Stakeholder Perspectives on Barriers and Facilitators on the Implementation of the 1000 Days Plus Nutrition Policy Activities in Ghana

Int J Environ Res Public Health. 2021 May 17;18(10):5317. doi: 10.3390/ijerph18105317.


Optimizing nutrition in the preconception and 1000 days periods have long-term benefits such as higher economic productivity, reduced risk of related non-communicable diseases and increased health and well-being. Despite Ghana's recent progress in reducing malnutrition, the situation is far from optimal. This qualitative study analyzed the maternal and child health nutrition policy framework in Ghana to identify the current barriers and facilitators to the implementation of nutrition policies and programs relating to the first 1000 days plus. Data analyzed included in-depth interviews and focus group discussions conducted in Ghana between March and April 2019. Participants were composed of experts from government agencies, civil society organizations, community-based organizations and international partners at national and subnational levels. Seven critical areas were identified: planning policy implementation, resources, leadership and stakeholders' engagement, implementation guidance and ongoing communication, organizational culture, accountability and governance and coverage. The study showed that, to eradicate malnutrition in Ghana, priorities of individual stakeholders have to be merged and aligned into a single 1000 days plus nutrition policy framework.
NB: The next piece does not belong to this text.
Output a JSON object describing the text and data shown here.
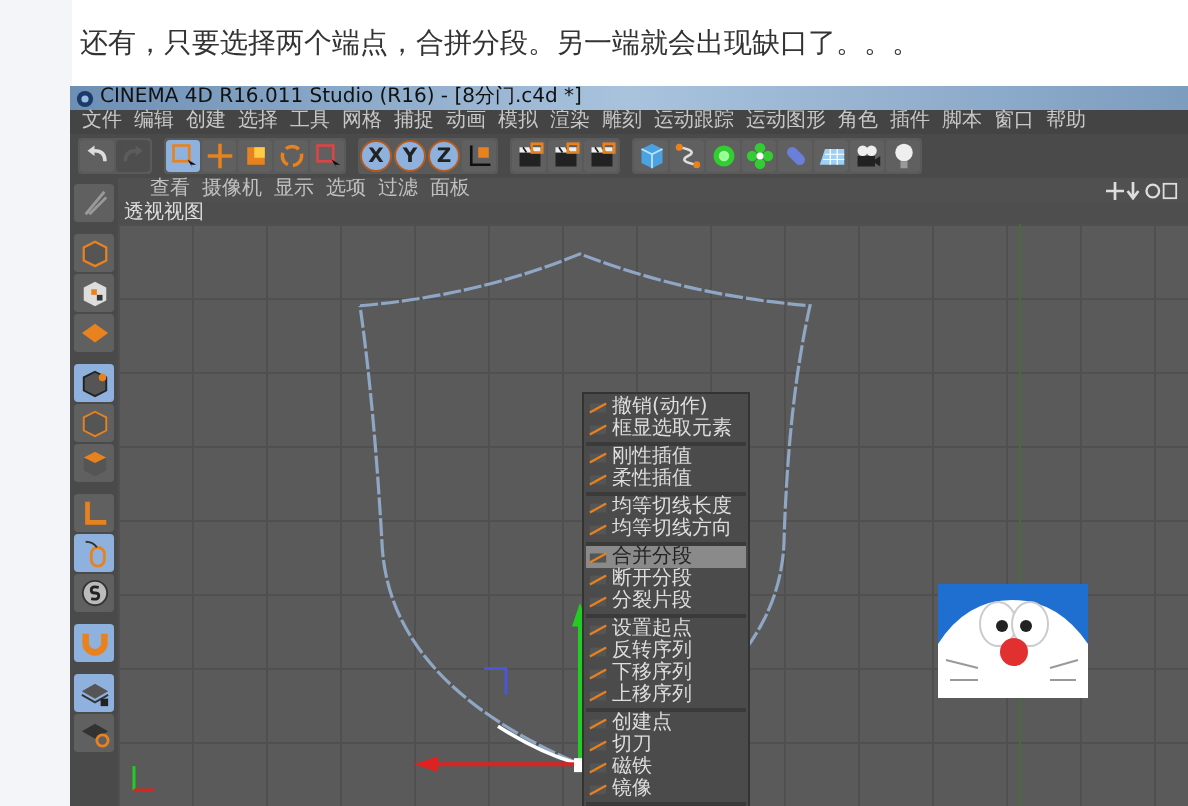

Furthermore, this study may support stakeholders in implementing successfully the 1000 days plus nutrition policy activities in Ghana.

Keywords: 1000 days plus; Ghana; Sub-Saharan Africa; barriers; first 1000 days; health policy implementation; maternal child health; nutrition; qualitative research; stakeholder analysis.

Publication types

  • Research Support, Non-U.S. Gov't

MeSH terms

  • Child
  • Focus Groups
  • Ghana
  • Health Policy
  • Humans
  • Noncommunicable Diseases*
  • Nutrition Policy
  • Qualitative Research